Effect of various types of vacuum packages and length of storage on the microbial flora of wholesale and retail cuts of beef
Seideman, S.C.; Vanderzant, C.; Hanna, M.O.; Carpenter, Z.L.; Smith, G.C.
Journal of Milk and Food Technology 39(11): 745-753
Wholesale cuts of beef (knuckles, ribs, chucks) were vacuum packaged in 3 types of packages with O2 transmission rates of 0.41-0.75, 1.09 and 2.28 cc/100 in2 per 24 h. One type of package was sealed with a clip; the others were heat sealed. Wholesale cuts were stored for 0-35 days at 1-3.degree. C, and retail cuts from ribs and knuckles were observed under retail conditions for 5 days. Differences in psychrotrophic, mesophilic and lactobacilli counts of knuckles and ribs resulting from differences in type of package usually were not statistically significant.
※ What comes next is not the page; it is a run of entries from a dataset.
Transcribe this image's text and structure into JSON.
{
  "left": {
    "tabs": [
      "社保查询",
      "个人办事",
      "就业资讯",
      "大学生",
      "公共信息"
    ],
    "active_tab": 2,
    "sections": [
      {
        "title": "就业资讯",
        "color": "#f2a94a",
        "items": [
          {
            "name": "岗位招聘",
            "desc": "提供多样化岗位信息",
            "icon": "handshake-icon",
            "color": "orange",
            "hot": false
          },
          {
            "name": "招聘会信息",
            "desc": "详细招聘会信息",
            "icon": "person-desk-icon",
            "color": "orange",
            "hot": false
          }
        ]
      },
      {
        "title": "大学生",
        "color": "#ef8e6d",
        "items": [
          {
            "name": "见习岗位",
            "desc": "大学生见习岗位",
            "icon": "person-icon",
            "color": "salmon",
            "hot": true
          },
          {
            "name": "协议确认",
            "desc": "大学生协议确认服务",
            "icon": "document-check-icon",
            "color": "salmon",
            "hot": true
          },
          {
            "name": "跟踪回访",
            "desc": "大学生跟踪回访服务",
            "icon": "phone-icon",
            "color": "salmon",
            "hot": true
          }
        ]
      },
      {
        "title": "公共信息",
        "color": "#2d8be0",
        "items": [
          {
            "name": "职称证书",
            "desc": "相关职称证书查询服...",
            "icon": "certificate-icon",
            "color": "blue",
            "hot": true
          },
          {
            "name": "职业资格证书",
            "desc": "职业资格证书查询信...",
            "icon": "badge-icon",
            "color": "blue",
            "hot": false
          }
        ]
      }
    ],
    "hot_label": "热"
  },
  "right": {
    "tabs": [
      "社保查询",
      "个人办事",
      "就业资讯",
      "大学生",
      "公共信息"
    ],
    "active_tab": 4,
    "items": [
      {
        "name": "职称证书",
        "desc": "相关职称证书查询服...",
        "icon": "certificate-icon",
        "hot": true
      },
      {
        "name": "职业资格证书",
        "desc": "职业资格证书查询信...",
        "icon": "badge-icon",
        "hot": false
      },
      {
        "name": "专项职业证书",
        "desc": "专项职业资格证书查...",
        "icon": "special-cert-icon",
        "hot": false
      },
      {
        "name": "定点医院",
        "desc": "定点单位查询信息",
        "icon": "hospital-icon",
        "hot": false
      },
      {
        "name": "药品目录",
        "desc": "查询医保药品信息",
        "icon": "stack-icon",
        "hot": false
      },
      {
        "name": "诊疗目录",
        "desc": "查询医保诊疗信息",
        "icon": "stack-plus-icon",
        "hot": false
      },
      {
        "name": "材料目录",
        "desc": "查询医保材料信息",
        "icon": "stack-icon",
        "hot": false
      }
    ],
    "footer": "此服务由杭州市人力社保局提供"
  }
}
Differences in psychrotrophic counts of retail steaks of knuckles and ribs resulting from differences in type of package used for the primal cuts were not significant. Psychrotrophic and mesophilic counts of cuts in defective packages (leakers) increased faster than those of cuts in intact packages. The initial microbial flora of knuckles, rib and chucks consisted primarily of Moraxella-Acinetobacter spp. and coryneform bacteria. During the 1st few weeks of storage at 1.degree.-3.degree. C Lactobacillus spp. already were dominant on knuckles and Microbacterium and Lactobacillus spp. predominated on ribs. After 28-35 days of storage Lactobacillus spp. were dominant on knuckles and ribs. The microbial population on chucks after 21 days of storage consisted of Lactobacillus, Microbacterium, Enterobacteriaceae, Pseudomonas, Moraxella-Acinetobacter spp. and coryneform bacteria. The microflora of cuts from defective packages was comprised of species of Pseudomonas, Microbacterium, Lactobacillus and Moraxella-Acinetobacter.